Warning: this book contains a lot of nerd material.
That being said, I loved it! Even though this is outside his field, Michio Kaku, a theoretical physicist does a great job explaining the history and the present state of neuroscience. With the exception of the last chapter, I couldn't stop listening.
For me, the last part of the book was too futuristic. There was too much speculation about where we would go with technology and such. It was interesting, but I found the parts of the book that were more grounded in reality to be far more interesting.
The author presents neuroscience research, both past and present, in a way that is easy to understand for the layman. This is likely why it was a NY times best seller. He also goes to some length to describe the technology that's available today and how it limits our ability to further our knowledge in the field of neuroscience. I found this perspective refreshing, because it presented the progress we've made in this field from multiple perspectives - the perspective of the researcher, but also the perspective of technology used in the research.
Although the perspective was great, the book is a little dated. It was published in 2014. This field is rapidly expanding. So I wouldn't be surprised if there was research done in the last 3 years that would make it necessary to update some of what the author wrote. Nevertheless, he does a good job of providing the history of neuroscience and a good case for where he thinks it will go in the next 100 years.

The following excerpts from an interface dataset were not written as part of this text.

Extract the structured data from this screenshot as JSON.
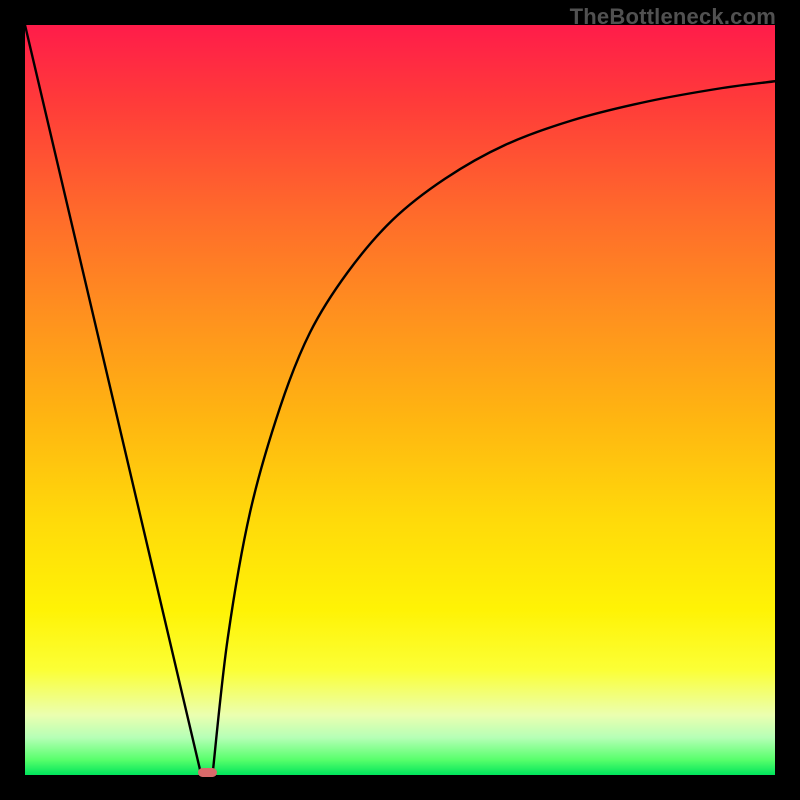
{
  "watermark": "TheBottleneck.com",
  "chart_data": {
    "type": "line",
    "title": "",
    "xlabel": "",
    "ylabel": "",
    "xlim": [
      0,
      100
    ],
    "ylim": [
      0,
      100
    ],
    "series": [
      {
        "name": "left-branch",
        "x": [
          0,
          23.5
        ],
        "values": [
          100,
          0
        ]
      },
      {
        "name": "right-branch",
        "x": [
          25,
          27,
          30,
          34,
          38,
          43,
          49,
          56,
          64,
          73,
          83,
          93,
          100
        ],
        "values": [
          0,
          18,
          35,
          49,
          59,
          67,
          74,
          79.5,
          84,
          87.3,
          89.8,
          91.6,
          92.5
        ]
      }
    ],
    "marker": {
      "x": 24.3,
      "y": 0.3,
      "width_pct": 2.6,
      "height_pct": 1.2,
      "color": "#d86a6a"
    },
    "grid": false,
    "legend": false
  }
}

All in all, this was a great listen. I would recommend this book to anyone who wishes to understand where we are in figuring out how our minds work.